This is what happens when elected leaders do not pay attention to economic fundamentals.
Gov. Jerry Brown announced on Saturday that the state’s deficit has ballooned to $16 billion, a huge increase over his $9.2-billion estimate in January.
The bigger deficit is a significant setback for California, which has struggled to turn the page on a devastating budget crisis. Brown, who announced the deficit on YouTube, is expected to outline his full budget proposal on Monday in Sacramento.
“This means we will have to go much further, and make cuts far greater, than I asked for at the beginning of the year,” Brown said in the video.
Lawmakers and others were hoping that a rebounding economy would help the state avoid steep cuts to social services. But revenue in April, the most important month of the year for income taxes, fell far short of expectations, leading to a shortfall of at least $3 billion in the current fiscal year.
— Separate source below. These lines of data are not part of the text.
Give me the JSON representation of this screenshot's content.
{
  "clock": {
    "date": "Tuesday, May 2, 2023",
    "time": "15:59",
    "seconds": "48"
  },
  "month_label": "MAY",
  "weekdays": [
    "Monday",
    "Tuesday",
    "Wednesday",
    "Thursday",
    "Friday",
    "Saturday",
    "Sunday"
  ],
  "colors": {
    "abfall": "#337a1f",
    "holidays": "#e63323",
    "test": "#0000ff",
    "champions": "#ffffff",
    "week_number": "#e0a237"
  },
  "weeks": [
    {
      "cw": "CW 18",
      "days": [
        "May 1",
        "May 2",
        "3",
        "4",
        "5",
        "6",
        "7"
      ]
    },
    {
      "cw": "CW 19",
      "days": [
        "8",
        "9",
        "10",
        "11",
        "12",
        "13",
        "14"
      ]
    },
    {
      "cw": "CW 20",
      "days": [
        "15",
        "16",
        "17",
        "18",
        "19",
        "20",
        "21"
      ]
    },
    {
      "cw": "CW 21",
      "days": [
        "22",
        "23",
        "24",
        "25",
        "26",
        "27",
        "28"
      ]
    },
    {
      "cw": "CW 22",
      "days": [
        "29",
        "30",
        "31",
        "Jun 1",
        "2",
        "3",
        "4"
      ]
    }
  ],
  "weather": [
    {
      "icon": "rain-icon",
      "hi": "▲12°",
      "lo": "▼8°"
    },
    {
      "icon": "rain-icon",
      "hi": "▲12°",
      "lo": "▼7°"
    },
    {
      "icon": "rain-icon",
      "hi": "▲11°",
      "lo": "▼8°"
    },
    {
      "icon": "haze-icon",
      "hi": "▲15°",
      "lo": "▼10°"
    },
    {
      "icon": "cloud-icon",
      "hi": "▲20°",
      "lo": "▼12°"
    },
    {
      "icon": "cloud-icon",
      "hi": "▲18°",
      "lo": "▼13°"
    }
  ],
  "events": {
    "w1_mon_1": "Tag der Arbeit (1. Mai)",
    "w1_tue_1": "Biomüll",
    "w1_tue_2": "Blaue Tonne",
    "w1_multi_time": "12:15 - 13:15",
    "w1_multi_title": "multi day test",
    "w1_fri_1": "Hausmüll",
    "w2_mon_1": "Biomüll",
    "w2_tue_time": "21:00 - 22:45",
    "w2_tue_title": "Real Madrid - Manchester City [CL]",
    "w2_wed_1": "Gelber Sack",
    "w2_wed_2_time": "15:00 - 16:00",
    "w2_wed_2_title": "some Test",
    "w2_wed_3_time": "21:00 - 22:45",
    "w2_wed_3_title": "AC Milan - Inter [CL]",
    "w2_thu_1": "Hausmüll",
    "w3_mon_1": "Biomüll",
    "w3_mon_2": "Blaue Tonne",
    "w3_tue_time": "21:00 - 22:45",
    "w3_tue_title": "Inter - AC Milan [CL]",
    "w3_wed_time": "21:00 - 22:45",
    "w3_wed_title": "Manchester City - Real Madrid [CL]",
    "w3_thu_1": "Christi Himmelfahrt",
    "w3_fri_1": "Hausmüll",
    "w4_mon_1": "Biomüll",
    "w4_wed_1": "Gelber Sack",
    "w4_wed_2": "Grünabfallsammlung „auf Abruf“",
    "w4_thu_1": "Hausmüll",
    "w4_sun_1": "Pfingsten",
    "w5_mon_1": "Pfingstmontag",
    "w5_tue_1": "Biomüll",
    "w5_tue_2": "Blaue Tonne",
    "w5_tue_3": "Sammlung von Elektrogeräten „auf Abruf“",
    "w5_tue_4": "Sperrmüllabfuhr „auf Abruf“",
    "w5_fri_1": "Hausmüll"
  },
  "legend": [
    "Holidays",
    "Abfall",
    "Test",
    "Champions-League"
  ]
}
The state has also spent $2.1 billion more than expected, according to the controller, further worsening California’s financial health.
Advocates involved in budget discussions say they expect deeper cuts to social services than Brown originally proposed in January. Union officials are also in negotiations with administration officials about ways to reduce state payroll costs, an issue that wasn’t on the table earlier this year.
Brown has said there will be even deeper cuts, mostly to public education, if voters do not improve tax hikes in November. He is seeking a quarter-cent increase in the state sales tax for four years and a seven-year hike on incomes of $250,000 or more that will range from 1 to 3 percentage points. He says the measure would raise $9 billion in the upcoming budget year